- The problem:
If a line holds an image, leave the image out; write out everything else in the records exactly.

[Data provided — start]

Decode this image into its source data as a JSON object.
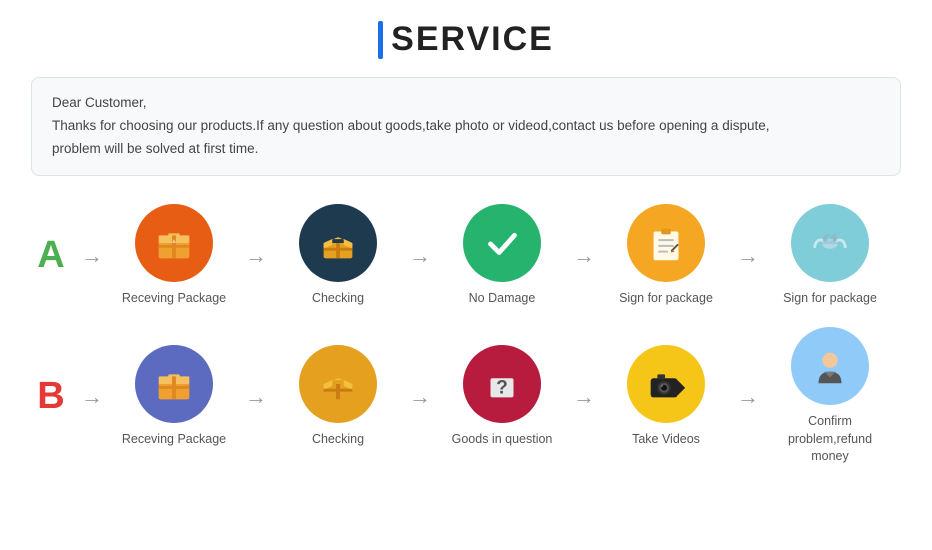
{
  "title": {
    "bar_color": "#1a6fe8",
    "text": "SERVICE"
  },
  "notice": {
    "line1": "Dear Customer,",
    "line2": "Thanks for choosing our products.If any question about goods,take photo or videod,contact us before opening a dispute,",
    "line3": "problem will be solved at first time."
  },
  "row_a": {
    "label": "A",
    "steps": [
      {
        "id": "recv-pkg-a",
        "label": "Receving Package",
        "icon": "box-orange"
      },
      {
        "id": "checking-a",
        "label": "Checking",
        "icon": "box-open-dark"
      },
      {
        "id": "no-damage-a",
        "label": "No Damage",
        "icon": "checkmark-green"
      },
      {
        "id": "sign-pkg-a",
        "label": "Sign for package",
        "icon": "sign-yellow"
      },
      {
        "id": "sign-pkg-a2",
        "label": "Sign for package",
        "icon": "handshake-blue"
      }
    ]
  },
  "row_b": {
    "label": "B",
    "steps": [
      {
        "id": "recv-pkg-b",
        "label": "Receving Package",
        "icon": "box-purple"
      },
      {
        "id": "checking-b",
        "label": "Checking",
        "icon": "box-open-gold"
      },
      {
        "id": "goods-question-b",
        "label": "Goods in question",
        "icon": "question-red"
      },
      {
        "id": "take-videos-b",
        "label": "Take Videos",
        "icon": "camera-yellow"
      },
      {
        "id": "confirm-refund-b",
        "label": "Confirm problem,refund\nmoney",
        "icon": "person-sky"
      }
    ]
  }
}
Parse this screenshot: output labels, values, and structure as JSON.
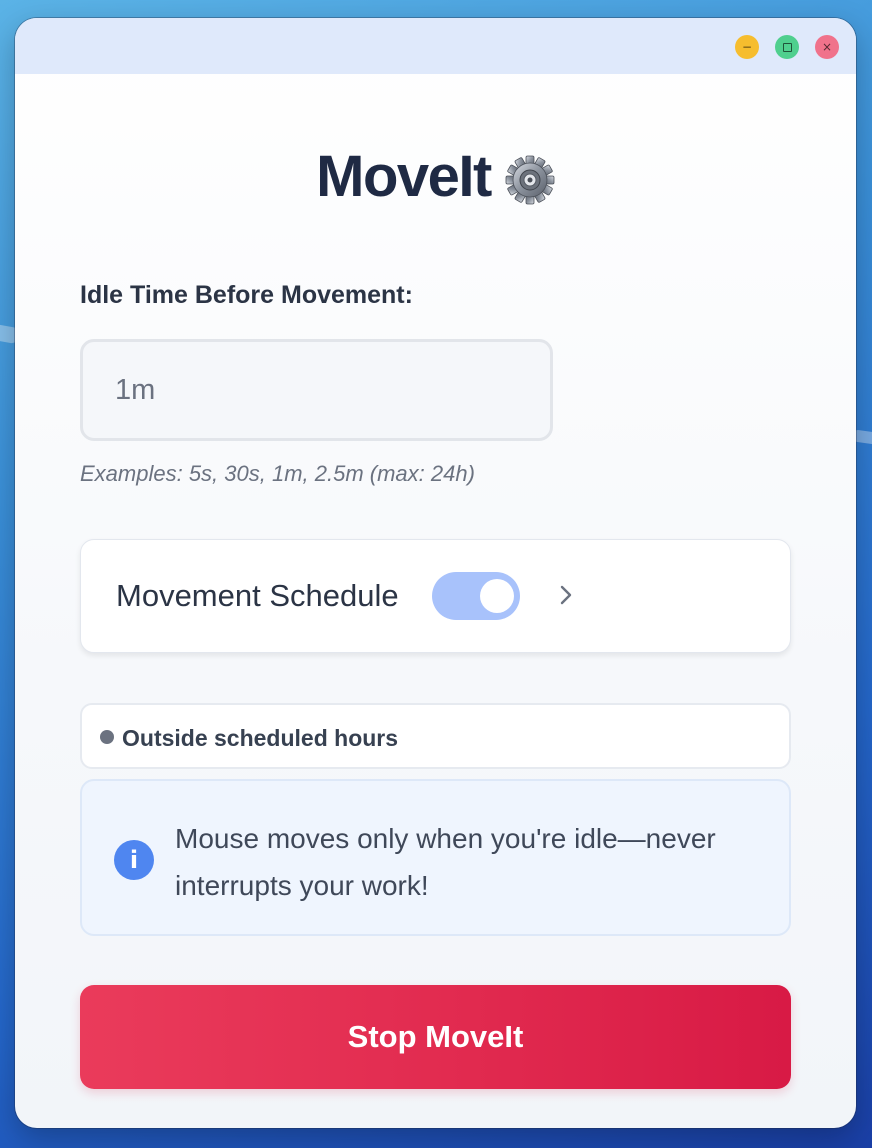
{
  "window": {
    "controls": {
      "minimize": "−",
      "maximize_icon": "square-icon",
      "close": "×"
    }
  },
  "app": {
    "title": "MoveIt",
    "title_icon": "gear-icon"
  },
  "idle": {
    "label": "Idle Time Before Movement:",
    "value": "1m",
    "examples": "Examples: 5s, 30s, 1m, 2.5m (max: 24h)"
  },
  "schedule": {
    "label": "Movement Schedule",
    "enabled": true,
    "chevron_icon": "chevron-right-icon"
  },
  "status": {
    "text": "Outside scheduled hours",
    "dot_color": "#6b7280"
  },
  "info": {
    "icon": "i",
    "text": "Mouse moves only when you're idle—never interrupts your work!"
  },
  "actions": {
    "stop_label": "Stop MoveIt"
  },
  "colors": {
    "accent_red": "#e12a4f",
    "toggle_on": "#a8c2fb",
    "info_blue": "#4f86f0",
    "title_text": "#1f2a44"
  }
}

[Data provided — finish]

- Solution to this exercise:
Decode this image into its source data as a JSON object.
{
  "title": {
    "bar_color": "#1a6fe8",
    "text": "SERVICE"
  },
  "notice": {
    "line1": "Dear Customer,",
    "line2": "Thanks for choosing our products.If any question about goods,take photo or videod,contact us before opening a dispute,",
    "line3": "problem will be solved at first time."
  },
  "row_a": {
    "label": "A",
    "steps": [
      {
        "id": "recv-pkg-a",
        "label": "Receving Package",
        "icon": "box-orange"
      },
      {
        "id": "checking-a",
        "label": "Checking",
        "icon": "box-open-dark"
      },
      {
        "id": "no-damage-a",
        "label": "No Damage",
        "icon": "checkmark-green"
      },
      {
        "id": "sign-pkg-a",
        "label": "Sign for package",
        "icon": "sign-yellow"
      },
      {
        "id": "sign-pkg-a2",
        "label": "Sign for package",
        "icon": "handshake-blue"
      }
    ]
  },
  "row_b": {
    "label": "B",
    "steps": [
      {
        "id": "recv-pkg-b",
        "label": "Receving Package",
        "icon": "box-purple"
      },
      {
        "id": "checking-b",
        "label": "Checking",
        "icon": "box-open-gold"
      },
      {
        "id": "goods-question-b",
        "label": "Goods in question",
        "icon": "question-red"
      },
      {
        "id": "take-videos-b",
        "label": "Take Videos",
        "icon": "camera-yellow"
      },
      {
        "id": "confirm-refund-b",
        "label": "Confirm problem,refund\nmoney",
        "icon": "person-sky"
      }
    ]
  }
}
Parse this screenshot: output labels, values, and structure as JSON.
{
  "window": {
    "controls": {
      "minimize": "−",
      "maximize_icon": "square-icon",
      "close": "×"
    }
  },
  "app": {
    "title": "MoveIt",
    "title_icon": "gear-icon"
  },
  "idle": {
    "label": "Idle Time Before Movement:",
    "value": "1m",
    "examples": "Examples: 5s, 30s, 1m, 2.5m (max: 24h)"
  },
  "schedule": {
    "label": "Movement Schedule",
    "enabled": true,
    "chevron_icon": "chevron-right-icon"
  },
  "status": {
    "text": "Outside scheduled hours",
    "dot_color": "#6b7280"
  },
  "info": {
    "icon": "i",
    "text": "Mouse moves only when you're idle—never interrupts your work!"
  },
  "actions": {
    "stop_label": "Stop MoveIt"
  },
  "colors": {
    "accent_red": "#e12a4f",
    "toggle_on": "#a8c2fb",
    "info_blue": "#4f86f0",
    "title_text": "#1f2a44"
  }
}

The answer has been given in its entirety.